4 Tips to Address Redness Without Makeup
Are you dealing with skin redness? Don’t resort to caking on makeup to hide the evidence. We tapped a dermatologist for tips on how to address skin redness without concealer or makeup, below.
Flushed cheeks and ruddy skin––it happens more often than you might think. The good news? Redness associated with flushing, ruddiness, irritation, or even an allergic reaction doesn’t have to be plastered on your skin for too long. Even better news? You don’t have to resort to heavy-duty makeup to conceal it, either. That’s right—a few simple tweaks to your skin care routine can help reduce the appearance of redness. How so, exactly? With helpful tips from board-certified dermatologist, and Skincare.com expert, Dr. Dendy Engelman, we’ve created a cheat sheet for concealing redness without concealer or makeup ahead.
If your skin feels tight and dry, and looks red after cleansing, your face wash may be to blame. Scan the product label and ask yourself these questions: Is the cleanser formulated for your skin type? Is the cleanser gentle? If the answer is no for either (or both) of these questions, it’s time to swap in a new facial cleanser that won’t irritate or strip your skin.

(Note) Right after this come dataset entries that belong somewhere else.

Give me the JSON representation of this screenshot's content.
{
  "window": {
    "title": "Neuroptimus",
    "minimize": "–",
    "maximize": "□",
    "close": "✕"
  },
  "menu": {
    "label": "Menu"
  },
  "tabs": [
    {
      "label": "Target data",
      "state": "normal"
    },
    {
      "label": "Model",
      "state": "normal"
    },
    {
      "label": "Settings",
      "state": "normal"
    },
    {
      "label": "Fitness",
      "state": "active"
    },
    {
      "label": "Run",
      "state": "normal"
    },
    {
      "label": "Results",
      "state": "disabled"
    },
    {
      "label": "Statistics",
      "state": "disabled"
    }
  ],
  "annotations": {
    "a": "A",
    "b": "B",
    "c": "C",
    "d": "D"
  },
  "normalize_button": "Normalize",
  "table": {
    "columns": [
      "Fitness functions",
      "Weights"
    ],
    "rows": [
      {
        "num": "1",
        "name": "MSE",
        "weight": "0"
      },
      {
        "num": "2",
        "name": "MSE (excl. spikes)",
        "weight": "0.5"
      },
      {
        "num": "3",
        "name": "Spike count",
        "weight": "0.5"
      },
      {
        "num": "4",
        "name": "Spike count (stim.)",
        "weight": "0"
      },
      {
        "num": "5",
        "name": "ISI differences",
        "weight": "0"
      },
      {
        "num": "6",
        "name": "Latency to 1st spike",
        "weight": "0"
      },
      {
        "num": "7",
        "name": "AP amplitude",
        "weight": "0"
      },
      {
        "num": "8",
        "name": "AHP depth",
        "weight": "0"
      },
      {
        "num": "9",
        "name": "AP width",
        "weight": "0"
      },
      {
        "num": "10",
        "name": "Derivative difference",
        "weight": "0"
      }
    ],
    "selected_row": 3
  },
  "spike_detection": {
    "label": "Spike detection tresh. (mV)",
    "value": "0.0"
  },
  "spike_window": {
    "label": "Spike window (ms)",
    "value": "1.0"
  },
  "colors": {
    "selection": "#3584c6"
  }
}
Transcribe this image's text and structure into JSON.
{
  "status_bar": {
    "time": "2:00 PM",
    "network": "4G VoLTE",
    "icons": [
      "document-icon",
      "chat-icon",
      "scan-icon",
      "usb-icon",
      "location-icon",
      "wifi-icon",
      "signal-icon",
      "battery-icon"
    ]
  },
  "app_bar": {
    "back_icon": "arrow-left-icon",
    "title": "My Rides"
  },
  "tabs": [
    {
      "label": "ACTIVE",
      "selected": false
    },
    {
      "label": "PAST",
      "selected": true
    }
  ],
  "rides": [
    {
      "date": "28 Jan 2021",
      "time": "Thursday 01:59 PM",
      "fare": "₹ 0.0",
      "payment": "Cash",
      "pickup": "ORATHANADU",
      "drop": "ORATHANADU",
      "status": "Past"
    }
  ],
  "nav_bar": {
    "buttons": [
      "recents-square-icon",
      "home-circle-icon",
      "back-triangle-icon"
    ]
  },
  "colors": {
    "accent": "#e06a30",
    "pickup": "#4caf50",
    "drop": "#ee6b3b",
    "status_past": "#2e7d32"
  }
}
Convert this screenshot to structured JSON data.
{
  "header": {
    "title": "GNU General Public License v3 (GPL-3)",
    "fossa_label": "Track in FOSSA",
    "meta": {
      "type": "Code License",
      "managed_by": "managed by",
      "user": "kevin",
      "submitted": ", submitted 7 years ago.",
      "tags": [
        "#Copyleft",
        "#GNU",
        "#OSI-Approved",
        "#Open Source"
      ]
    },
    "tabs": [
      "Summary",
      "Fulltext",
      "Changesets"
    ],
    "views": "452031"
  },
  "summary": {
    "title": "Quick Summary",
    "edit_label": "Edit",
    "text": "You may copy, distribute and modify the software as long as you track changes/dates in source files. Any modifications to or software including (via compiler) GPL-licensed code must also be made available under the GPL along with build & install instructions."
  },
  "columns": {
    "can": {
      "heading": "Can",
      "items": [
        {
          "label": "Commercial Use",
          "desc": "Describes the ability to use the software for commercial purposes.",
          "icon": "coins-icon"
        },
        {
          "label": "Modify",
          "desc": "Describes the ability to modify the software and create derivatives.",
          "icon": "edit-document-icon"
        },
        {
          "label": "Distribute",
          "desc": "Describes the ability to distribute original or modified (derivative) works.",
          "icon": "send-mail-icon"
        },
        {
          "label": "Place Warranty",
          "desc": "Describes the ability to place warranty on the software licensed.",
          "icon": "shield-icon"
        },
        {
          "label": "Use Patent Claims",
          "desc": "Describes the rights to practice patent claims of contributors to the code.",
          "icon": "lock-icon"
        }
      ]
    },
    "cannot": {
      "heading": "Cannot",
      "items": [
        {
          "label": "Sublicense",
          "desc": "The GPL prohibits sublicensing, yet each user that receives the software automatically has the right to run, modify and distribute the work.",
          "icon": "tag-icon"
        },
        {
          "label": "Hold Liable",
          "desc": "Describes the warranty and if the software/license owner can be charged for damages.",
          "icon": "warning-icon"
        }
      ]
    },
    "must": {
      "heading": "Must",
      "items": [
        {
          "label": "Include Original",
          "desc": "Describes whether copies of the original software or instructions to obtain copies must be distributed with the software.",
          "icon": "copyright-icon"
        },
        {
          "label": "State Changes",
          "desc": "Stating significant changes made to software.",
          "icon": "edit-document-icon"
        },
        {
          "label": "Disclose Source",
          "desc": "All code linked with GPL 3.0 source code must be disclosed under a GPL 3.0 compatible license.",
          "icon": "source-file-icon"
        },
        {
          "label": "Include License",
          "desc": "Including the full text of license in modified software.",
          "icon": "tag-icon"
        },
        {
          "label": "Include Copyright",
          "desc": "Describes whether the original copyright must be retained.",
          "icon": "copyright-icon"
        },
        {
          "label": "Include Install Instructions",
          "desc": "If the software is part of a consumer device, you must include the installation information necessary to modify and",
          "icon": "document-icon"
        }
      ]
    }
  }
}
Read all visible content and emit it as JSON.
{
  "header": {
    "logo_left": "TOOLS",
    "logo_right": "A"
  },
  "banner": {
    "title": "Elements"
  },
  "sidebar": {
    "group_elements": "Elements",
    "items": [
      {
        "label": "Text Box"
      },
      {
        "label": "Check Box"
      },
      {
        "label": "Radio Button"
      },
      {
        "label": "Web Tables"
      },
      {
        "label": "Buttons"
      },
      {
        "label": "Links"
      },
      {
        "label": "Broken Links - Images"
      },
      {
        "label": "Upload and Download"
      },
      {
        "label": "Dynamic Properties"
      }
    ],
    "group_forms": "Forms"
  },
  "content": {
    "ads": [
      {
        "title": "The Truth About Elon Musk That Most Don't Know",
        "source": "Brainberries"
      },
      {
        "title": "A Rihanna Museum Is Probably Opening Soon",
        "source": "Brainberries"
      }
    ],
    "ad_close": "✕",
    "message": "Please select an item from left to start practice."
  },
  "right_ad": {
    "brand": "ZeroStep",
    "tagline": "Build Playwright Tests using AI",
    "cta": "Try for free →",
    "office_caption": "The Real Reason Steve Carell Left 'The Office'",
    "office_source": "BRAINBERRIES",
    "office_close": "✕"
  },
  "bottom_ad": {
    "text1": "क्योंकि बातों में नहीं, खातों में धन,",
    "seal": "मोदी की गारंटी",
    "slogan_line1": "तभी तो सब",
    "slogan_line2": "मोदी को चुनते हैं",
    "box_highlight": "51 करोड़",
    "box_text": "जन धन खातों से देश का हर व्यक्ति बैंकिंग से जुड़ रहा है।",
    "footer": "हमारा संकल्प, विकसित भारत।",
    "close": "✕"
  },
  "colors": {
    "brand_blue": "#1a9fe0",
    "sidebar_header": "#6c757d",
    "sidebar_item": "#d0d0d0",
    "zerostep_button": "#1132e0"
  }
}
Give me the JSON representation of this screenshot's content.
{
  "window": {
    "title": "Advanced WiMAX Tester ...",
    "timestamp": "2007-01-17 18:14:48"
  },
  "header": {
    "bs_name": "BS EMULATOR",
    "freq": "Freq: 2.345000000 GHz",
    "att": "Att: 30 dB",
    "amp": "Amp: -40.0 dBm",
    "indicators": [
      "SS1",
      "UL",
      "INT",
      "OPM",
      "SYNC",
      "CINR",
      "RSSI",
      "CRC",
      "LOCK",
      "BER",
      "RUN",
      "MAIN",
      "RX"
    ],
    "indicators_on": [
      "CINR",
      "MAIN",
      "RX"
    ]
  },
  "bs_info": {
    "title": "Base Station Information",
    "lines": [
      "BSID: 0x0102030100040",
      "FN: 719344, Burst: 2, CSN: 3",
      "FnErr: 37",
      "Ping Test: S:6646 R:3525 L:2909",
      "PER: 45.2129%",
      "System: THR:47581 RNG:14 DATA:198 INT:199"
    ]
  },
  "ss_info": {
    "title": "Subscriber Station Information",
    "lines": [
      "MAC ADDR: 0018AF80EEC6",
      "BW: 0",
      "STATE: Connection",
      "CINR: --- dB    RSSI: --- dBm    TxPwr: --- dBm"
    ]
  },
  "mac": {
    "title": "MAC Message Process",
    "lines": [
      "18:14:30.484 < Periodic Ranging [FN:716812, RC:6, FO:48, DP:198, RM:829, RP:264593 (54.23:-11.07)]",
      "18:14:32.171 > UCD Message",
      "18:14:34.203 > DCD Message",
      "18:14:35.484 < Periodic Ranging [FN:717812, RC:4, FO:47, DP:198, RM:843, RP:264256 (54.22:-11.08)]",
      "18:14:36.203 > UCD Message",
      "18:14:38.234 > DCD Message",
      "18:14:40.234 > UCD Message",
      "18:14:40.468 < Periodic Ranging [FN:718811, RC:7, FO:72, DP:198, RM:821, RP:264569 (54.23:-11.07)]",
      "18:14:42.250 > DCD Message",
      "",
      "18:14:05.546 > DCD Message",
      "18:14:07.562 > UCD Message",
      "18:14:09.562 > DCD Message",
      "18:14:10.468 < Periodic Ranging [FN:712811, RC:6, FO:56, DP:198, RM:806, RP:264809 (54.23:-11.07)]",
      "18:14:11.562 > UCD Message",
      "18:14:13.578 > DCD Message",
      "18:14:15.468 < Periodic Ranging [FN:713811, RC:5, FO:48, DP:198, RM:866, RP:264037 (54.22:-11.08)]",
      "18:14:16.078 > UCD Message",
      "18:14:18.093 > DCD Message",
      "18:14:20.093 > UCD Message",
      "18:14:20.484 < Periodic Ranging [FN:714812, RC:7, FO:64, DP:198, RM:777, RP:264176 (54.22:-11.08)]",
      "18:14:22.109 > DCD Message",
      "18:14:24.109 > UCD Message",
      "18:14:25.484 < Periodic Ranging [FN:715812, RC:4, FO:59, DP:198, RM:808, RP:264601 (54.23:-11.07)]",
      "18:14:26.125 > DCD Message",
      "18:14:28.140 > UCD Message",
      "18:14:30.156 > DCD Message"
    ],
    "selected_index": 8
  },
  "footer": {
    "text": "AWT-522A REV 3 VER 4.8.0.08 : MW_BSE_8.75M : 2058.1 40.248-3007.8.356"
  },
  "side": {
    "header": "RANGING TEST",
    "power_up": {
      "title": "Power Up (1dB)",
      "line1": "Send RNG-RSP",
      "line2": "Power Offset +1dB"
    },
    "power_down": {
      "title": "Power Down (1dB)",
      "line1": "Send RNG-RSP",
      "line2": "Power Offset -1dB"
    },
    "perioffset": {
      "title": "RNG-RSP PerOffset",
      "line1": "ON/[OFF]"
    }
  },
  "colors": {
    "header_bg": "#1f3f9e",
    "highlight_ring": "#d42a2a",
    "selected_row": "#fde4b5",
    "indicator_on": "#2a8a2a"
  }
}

When removing impurities and dirt off your skin’s surface, it’s a good idea to stick to lukewarm water for rinsing. Also, use your fingertips in gentle circular motions to avoid irritation. Lastly, pat—don’t rub—your face dry with a soft, clean towel.
Editor’s note: If your cleanser is causing your skin to sting, burn, or turn red, stop using it immediately and contact your dermatologist for a new recommendation. We also recommend skipping toner or astringents, as some of these products can increase redness.
Tip #2: Moisturize Your Skin
After washing your face, immediately apply a hydrating face cream or moisturizer to lock in moisture. But be picky with what formula you choose, as some moisturizers formulated with harsh ingredients like alcohol or fragrance can cause additional irritation. “Look for hydrating ingredients that will strengthen the skin barrier as well as provide a ‘shield’ from environmental stressors,” Dr. Engelman recommends. “Peptides, ceramides and hyaluronic acid can all help to build a barrier for the skin’s surface.” Try storing your moisturizer in the fridge prior to applying it onto your skin. Cool products can help to deliver a refreshing cooling effect along with vasoconstriction of blood vessels, which can help to reduce the look of redness and swelling.
Editor’s note: For best practices, moisturize your skin while the skin is still damp–– think: after the shower, after cleansing, or after a spritz of facial mist. As the water on your skin dries, your moisturizer locks in with it. The results can leave you with smooth and hydrated skin.
Tip #3: Bid Farewell to Harsh Ingredients
Speaking of ingredients, it’s a good idea to avoid any that may trigger additional redness or irritation. Think back to any skin care products you’ve come into contact with that didn’t sit well on your skin. Those formulas could be formulated with ingredients that aren’t compatible with your redness-prone skin. “Avoid ingredients that can dry out the skin, like fragrance, alcohol, menthol, witch hazel and more,” Dr. Engelman suggests. Instead, swap in skin care products that offer skin-calming properties, like green tea or aloe vera for example. “When applied to the skin, [green tea and aloe vera] can help to reduce the look of redness,” Dr. Engelman says. Here’s a roundup of our favorite skin-soothing products formulated with aloe vera!
Tip #4: Don’t Skimp on Broad-Spectrum Sunscreen
This goes without saying, but skipping sunscreen when outdoors is a quick ticket to a sunburn, which can make your skin look even more red. What’s more, neglecting to protect your skin from harmful UV rays puts you at risk for premature signs of skin aging and even some cancers. Apply your favorite non-comedogenic, water-resistant sunscreen with an SPF 15 or higher prior to leaving the house—even if it’s rainy or cloudy. Pair your sunscreen use with additional sun protection measures such as wearing protective clothing, seeking shade, and avoiding peak sun hours—10 a.m. to 4 p.m.—when rays are strongest.